* [Input for this task]:
• • •
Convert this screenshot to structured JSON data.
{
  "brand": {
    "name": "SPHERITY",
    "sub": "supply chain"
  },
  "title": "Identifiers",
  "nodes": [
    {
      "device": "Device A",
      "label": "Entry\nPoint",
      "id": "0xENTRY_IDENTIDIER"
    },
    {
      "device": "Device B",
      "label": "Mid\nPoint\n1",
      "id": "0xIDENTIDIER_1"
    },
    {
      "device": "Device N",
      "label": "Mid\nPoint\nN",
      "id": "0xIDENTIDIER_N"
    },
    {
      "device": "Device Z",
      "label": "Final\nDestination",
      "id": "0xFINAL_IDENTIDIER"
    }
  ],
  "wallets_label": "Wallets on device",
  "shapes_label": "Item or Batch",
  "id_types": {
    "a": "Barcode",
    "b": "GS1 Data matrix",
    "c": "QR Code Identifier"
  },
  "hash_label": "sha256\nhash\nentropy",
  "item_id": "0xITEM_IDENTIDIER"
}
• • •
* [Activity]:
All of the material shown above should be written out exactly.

* [Solution]:
Convert this screenshot to structured JSON data.
{
  "brand": {
    "name": "SPHERITY",
    "sub": "supply chain"
  },
  "title": "Identifiers",
  "nodes": [
    {
      "device": "Device A",
      "label": "Entry\nPoint",
      "id": "0xENTRY_IDENTIDIER"
    },
    {
      "device": "Device B",
      "label": "Mid\nPoint\n1",
      "id": "0xIDENTIDIER_1"
    },
    {
      "device": "Device N",
      "label": "Mid\nPoint\nN",
      "id": "0xIDENTIDIER_N"
    },
    {
      "device": "Device Z",
      "label": "Final\nDestination",
      "id": "0xFINAL_IDENTIDIER"
    }
  ],
  "wallets_label": "Wallets on device",
  "shapes_label": "Item or Batch",
  "id_types": {
    "a": "Barcode",
    "b": "GS1 Data matrix",
    "c": "QR Code Identifier"
  },
  "hash_label": "sha256\nhash\nentropy",
  "item_id": "0xITEM_IDENTIDIER"
}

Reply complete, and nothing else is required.